Some sort of “accident” is probably the best solution… BOFH needed.
I’m kind of curious as to what the place looked like before it was ransacked by the rebels/freedom fighters/insurgents (delete as applicable). Some of those pictures seem to suggest they are post liberation partying.
You know, depending on when these were made, they might have already started to degrade beyond practical/reliable use.
‘It’s not a bug it’s a feature!’
“Abdhul! Where’s my copy of ‘Sneakers’ on Betamax?!!”
After the new regime consolidates power this operation will be up and running within a year; staffed by some of the the same goons.
High tech solutions aren’t always the best solutions.
You can fit a lot of names and addresses of family members in a text file and put it on a 720kb floppy disk. Hand said floppy disk to a thug willing to do all sorts of nasty things for less money than most of us make in a week. That is likely how he does his information “management”.
Libya is one of several Middle Eastern and North African states to use sophisticated technologies acquired abroad to crack down on dissidents.
Glad the United States isn’t like that. /s
This manufactured Qadaffi spy meme is bullshit. More US Intel spin to justify our latest acquisition.
His low rent system absolutely pales in comparison to the scope of first world surveillance. The US crawls up into the asshole of its citizens and all humans to an unmatched degree. Qadaffi is a middle school piker breaking into his sister’s diary compared to the US/EU.
And the war machine rolls on.
1) Libya is not ‘our’ acquisition.
2) The big difference in US and Libyan intelligence, is Libya had no problem, shuffling you away at night, torture, death, imprisonment with out lawyer or trial, threats to your family, etc etc etc
One time I worked in a building owned by a company that made, imported, and embroidered hats.
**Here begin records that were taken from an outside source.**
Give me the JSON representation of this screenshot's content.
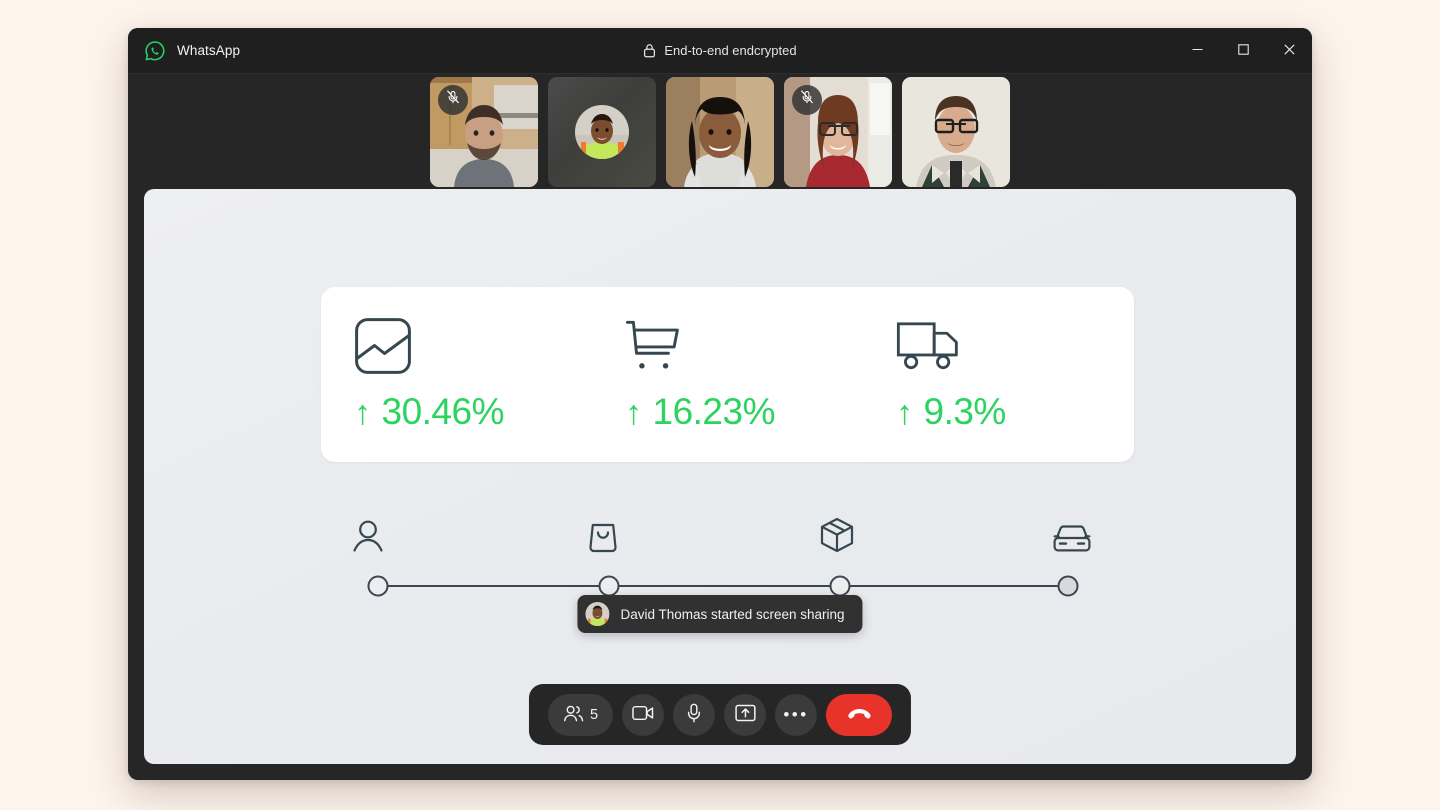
{
  "app": {
    "name": "WhatsApp",
    "logo_icon": "whatsapp-logo-icon",
    "encryption_label": "End-to-end endcrypted",
    "lock_icon": "lock-icon",
    "accent_green": "#25D366",
    "window_bg": "#262626",
    "page_bg": "#FDF4EC"
  },
  "window_controls": {
    "minimize": {
      "icon": "minimize-icon",
      "label": "Minimize"
    },
    "maximize": {
      "icon": "maximize-icon",
      "label": "Maximize"
    },
    "close": {
      "icon": "close-icon",
      "label": "Close"
    }
  },
  "participants": {
    "count": 5,
    "tiles": [
      {
        "id": "participant-1",
        "camera_on": true,
        "muted": true,
        "mute_icon": "mic-off-icon"
      },
      {
        "id": "participant-2",
        "camera_on": false,
        "muted": false,
        "avatar": "avatar-image"
      },
      {
        "id": "participant-3",
        "camera_on": true,
        "muted": false
      },
      {
        "id": "participant-4",
        "camera_on": true,
        "muted": true,
        "mute_icon": "mic-off-icon"
      },
      {
        "id": "participant-5",
        "camera_on": true,
        "muted": false
      }
    ]
  },
  "shared_screen": {
    "stats_card": {
      "stats": [
        {
          "icon": "image-chart-icon",
          "arrow": "↑",
          "value": "30.46%",
          "direction": "up"
        },
        {
          "icon": "shopping-cart-icon",
          "arrow": "↑",
          "value": "16.23%",
          "direction": "up"
        },
        {
          "icon": "delivery-truck-icon",
          "arrow": "↑",
          "value": "9.3%",
          "direction": "up"
        }
      ],
      "value_color": "#2BD35F"
    },
    "stepper": {
      "line_color": "#3C4753",
      "steps": [
        {
          "icon": "person-icon",
          "filled": false
        },
        {
          "icon": "shopping-bag-icon",
          "filled": false
        },
        {
          "icon": "package-box-icon",
          "filled": false
        },
        {
          "icon": "car-icon",
          "filled": true
        }
      ]
    }
  },
  "toast": {
    "avatar": "david-thomas-avatar",
    "message": "David Thomas started screen sharing"
  },
  "controls": {
    "participants": {
      "icon": "people-icon",
      "count": "5",
      "label": "Participants"
    },
    "camera": {
      "icon": "video-camera-icon",
      "label": "Camera"
    },
    "microphone": {
      "icon": "microphone-icon",
      "label": "Microphone"
    },
    "share_screen": {
      "icon": "share-screen-icon",
      "label": "Share screen"
    },
    "more": {
      "icon": "more-horizontal-icon",
      "glyph": "•••",
      "label": "More options"
    },
    "end_call": {
      "icon": "end-call-icon",
      "label": "End call",
      "color": "#E8332A"
    }
  }
}
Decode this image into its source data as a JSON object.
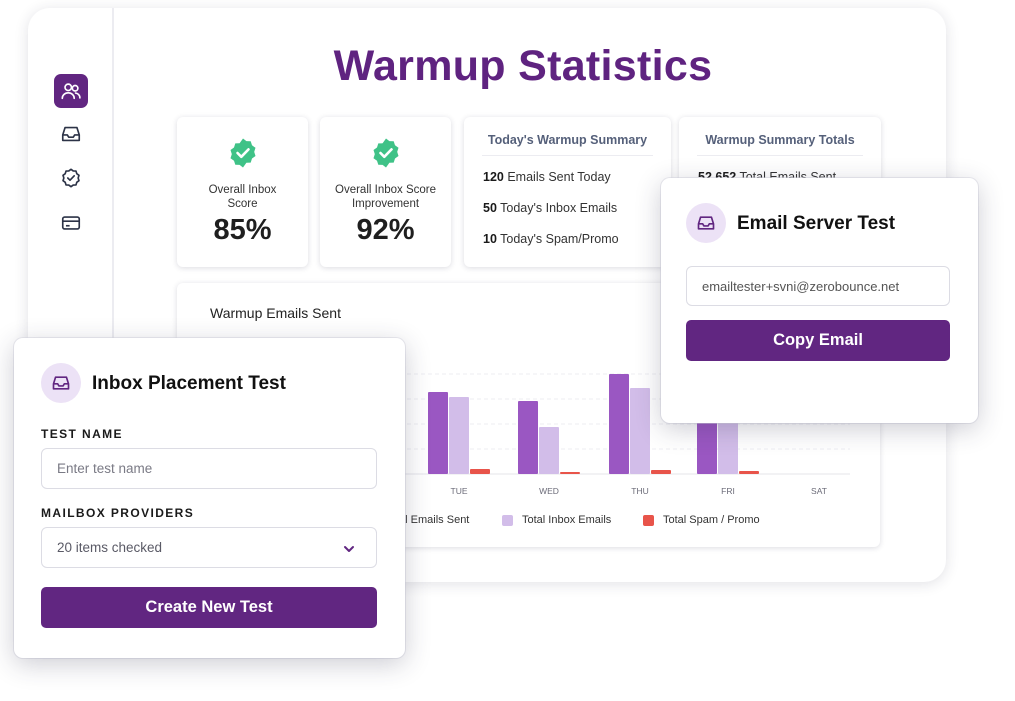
{
  "page": {
    "title": "Warmup Statistics"
  },
  "colors": {
    "brand": "#612681",
    "check_badge": "#3fc287",
    "sent_bar": "#9a57c2",
    "inbox_bar": "#d2bde9",
    "spam_bar": "#e8544a"
  },
  "sidebar": {
    "icons": [
      "users-icon",
      "inbox-icon",
      "badge-check-icon",
      "credit-card-icon"
    ],
    "active": "users-icon"
  },
  "score_cards": [
    {
      "label_line1": "Overall Inbox",
      "label_line2": "Score",
      "value": "85%"
    },
    {
      "label_line1": "Overall Inbox Score",
      "label_line2": "Improvement",
      "value": "92%"
    }
  ],
  "today_summary": {
    "title": "Today's Warmup Summary",
    "lines": [
      {
        "count": "120",
        "text": "Emails Sent Today"
      },
      {
        "count": "50",
        "text": "Today's Inbox Emails"
      },
      {
        "count": "10",
        "text": "Today's Spam/Promo"
      }
    ]
  },
  "totals_summary": {
    "title": "Warmup Summary Totals",
    "first_line": {
      "count": "52,652",
      "text": "Total Emails Sent"
    }
  },
  "chart_data": {
    "type": "bar",
    "title": "Warmup Emails Sent",
    "categories": [
      "TUE",
      "WED",
      "THU",
      "FRI",
      "SAT"
    ],
    "series": [
      {
        "name": "Total Emails Sent",
        "values": [
          82,
          73,
          100,
          88,
          0
        ]
      },
      {
        "name": "Total Inbox Emails",
        "values": [
          77,
          47,
          86,
          84,
          0
        ]
      },
      {
        "name": "Total Spam / Promo",
        "values": [
          5,
          2,
          4,
          3,
          0
        ]
      }
    ],
    "ylim": [
      0,
      110
    ],
    "grid": true,
    "legend_position": "bottom",
    "legend_visible_text": [
      "tal Emails Sent",
      "Total Inbox Emails",
      "Total Spam / Promo"
    ]
  },
  "inbox_placement": {
    "title": "Inbox Placement Test",
    "test_name_label": "TEST NAME",
    "test_name_placeholder": "Enter test name",
    "providers_label": "MAILBOX PROVIDERS",
    "providers_value": "20 items checked",
    "create_button": "Create New Test"
  },
  "email_server": {
    "title": "Email Server Test",
    "email": "emailtester+svni@zerobounce.net",
    "copy_button": "Copy Email"
  }
}
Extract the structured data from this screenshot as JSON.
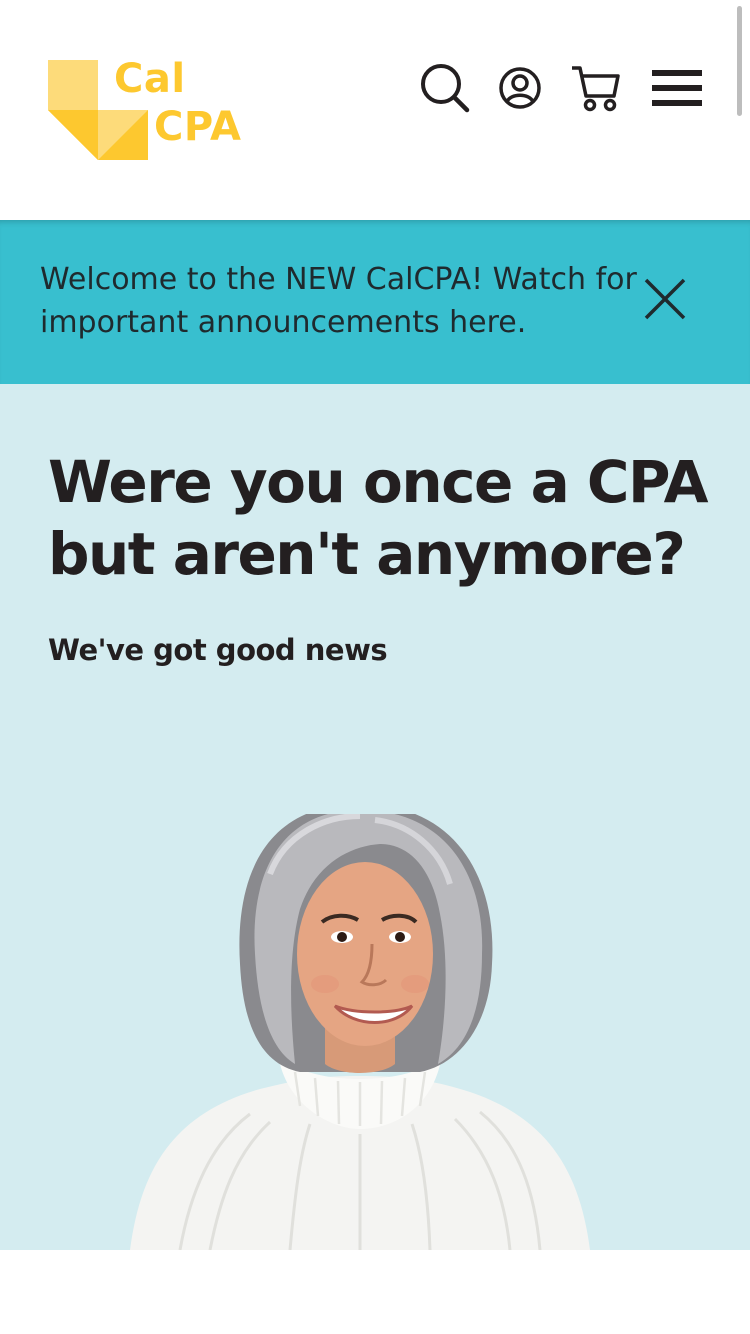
{
  "brand": {
    "logo_line1": "Cal",
    "logo_line2": "CPA",
    "logo_color": "#fdc82f",
    "logo_color_light": "#fddb7a"
  },
  "header": {
    "icons": [
      "search-icon",
      "account-icon",
      "cart-icon",
      "menu-icon"
    ]
  },
  "announcement": {
    "text": "Welcome to the NEW CalCPA! Watch for important announcements here.",
    "close_icon": "close-icon",
    "background": "#38bfcf"
  },
  "hero": {
    "title": "Were you once a CPA but aren't anymore?",
    "subtitle": "We've got good news",
    "background": "#d4ecf0",
    "image": "smiling-woman-white-sweater"
  }
}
I got a few rolls of paper with holes in it, sort of like a punch card, I guess. They were programs for the old embroidery machines.
The new Libyan government has said No Thank You to NATO troops. Whether or not that’s respected will be evidence of Western motives.
I think you have the two mixed up.
“”2) The big difference in US and Libyan intelligence, is Libya had no problem, shuffling you away at night, torture, death, imprisonment with out lawyer or trial, threats to your family, etc etc etc””
Whereas the US never did , does, or will do such despicable things. A big difference that makes a difference, democracy FTW!
Of course, the whole “security through ancient floppy disks” thing was done by that hacker in the second “Ghost in the Shell” movie. Didn’t work out for that guy either.
The gallery also shows a box full of old VHS tapes, all of which appear to have had that “security” tab broken off so they couldn’t be recorded over. If you look close you can see signs that at some point a cheapskate put scotch tape over the hole so they could use them again.
floppies hacking high density libya
Submit a tip
The rules you agree to by using this website.
Who will be eaten first?
Jason Weisberger, Publisher
Ken Snider, Sysadmin